--- What is needed ---
A faithful copy of each record is required, minus the images.

--- Data to examine ---
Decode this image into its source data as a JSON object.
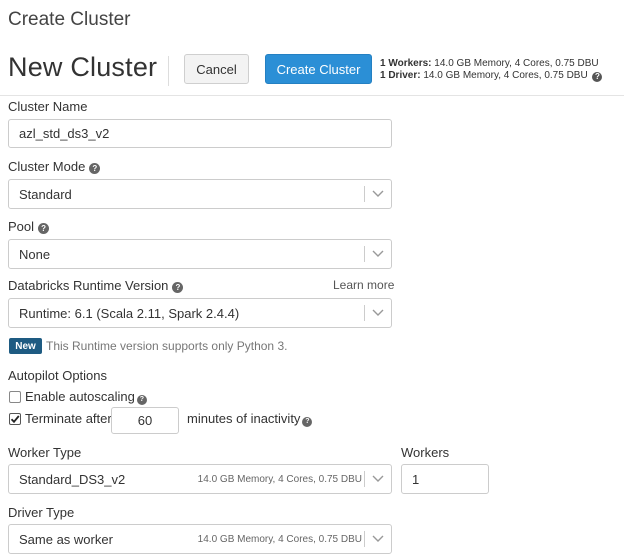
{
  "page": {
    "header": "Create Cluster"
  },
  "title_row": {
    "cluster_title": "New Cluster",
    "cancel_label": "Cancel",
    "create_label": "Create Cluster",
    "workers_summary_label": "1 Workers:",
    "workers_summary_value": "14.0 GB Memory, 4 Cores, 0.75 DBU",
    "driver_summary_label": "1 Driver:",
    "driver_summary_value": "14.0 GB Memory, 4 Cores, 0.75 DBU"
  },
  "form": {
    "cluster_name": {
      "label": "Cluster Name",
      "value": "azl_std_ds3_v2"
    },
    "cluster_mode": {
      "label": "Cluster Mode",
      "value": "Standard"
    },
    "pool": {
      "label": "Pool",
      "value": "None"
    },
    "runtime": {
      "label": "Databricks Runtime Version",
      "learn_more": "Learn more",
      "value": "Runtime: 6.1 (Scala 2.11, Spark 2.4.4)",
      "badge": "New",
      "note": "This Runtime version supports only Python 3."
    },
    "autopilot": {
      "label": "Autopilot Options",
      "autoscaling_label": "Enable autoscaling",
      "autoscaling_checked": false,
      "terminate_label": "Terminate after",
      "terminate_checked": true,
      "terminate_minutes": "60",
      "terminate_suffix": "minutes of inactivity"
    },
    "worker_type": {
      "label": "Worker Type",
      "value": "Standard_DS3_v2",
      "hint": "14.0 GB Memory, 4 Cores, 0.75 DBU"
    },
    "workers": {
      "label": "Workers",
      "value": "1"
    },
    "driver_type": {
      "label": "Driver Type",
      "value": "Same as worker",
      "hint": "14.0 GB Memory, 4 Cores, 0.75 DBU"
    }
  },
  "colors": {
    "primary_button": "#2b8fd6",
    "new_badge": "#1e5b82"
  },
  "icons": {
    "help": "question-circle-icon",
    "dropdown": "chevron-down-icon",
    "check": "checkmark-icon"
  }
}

--- Answer box ---
Decode this image into its source data as a JSON object.
{
  "page": {
    "header": "Create Cluster"
  },
  "title_row": {
    "cluster_title": "New Cluster",
    "cancel_label": "Cancel",
    "create_label": "Create Cluster",
    "workers_summary_label": "1 Workers:",
    "workers_summary_value": "14.0 GB Memory, 4 Cores, 0.75 DBU",
    "driver_summary_label": "1 Driver:",
    "driver_summary_value": "14.0 GB Memory, 4 Cores, 0.75 DBU"
  },
  "form": {
    "cluster_name": {
      "label": "Cluster Name",
      "value": "azl_std_ds3_v2"
    },
    "cluster_mode": {
      "label": "Cluster Mode",
      "value": "Standard"
    },
    "pool": {
      "label": "Pool",
      "value": "None"
    },
    "runtime": {
      "label": "Databricks Runtime Version",
      "learn_more": "Learn more",
      "value": "Runtime: 6.1 (Scala 2.11, Spark 2.4.4)",
      "badge": "New",
      "note": "This Runtime version supports only Python 3."
    },
    "autopilot": {
      "label": "Autopilot Options",
      "autoscaling_label": "Enable autoscaling",
      "autoscaling_checked": false,
      "terminate_label": "Terminate after",
      "terminate_checked": true,
      "terminate_minutes": "60",
      "terminate_suffix": "minutes of inactivity"
    },
    "worker_type": {
      "label": "Worker Type",
      "value": "Standard_DS3_v2",
      "hint": "14.0 GB Memory, 4 Cores, 0.75 DBU"
    },
    "workers": {
      "label": "Workers",
      "value": "1"
    },
    "driver_type": {
      "label": "Driver Type",
      "value": "Same as worker",
      "hint": "14.0 GB Memory, 4 Cores, 0.75 DBU"
    }
  },
  "colors": {
    "primary_button": "#2b8fd6",
    "new_badge": "#1e5b82"
  },
  "icons": {
    "help": "question-circle-icon",
    "dropdown": "chevron-down-icon",
    "check": "checkmark-icon"
  }
}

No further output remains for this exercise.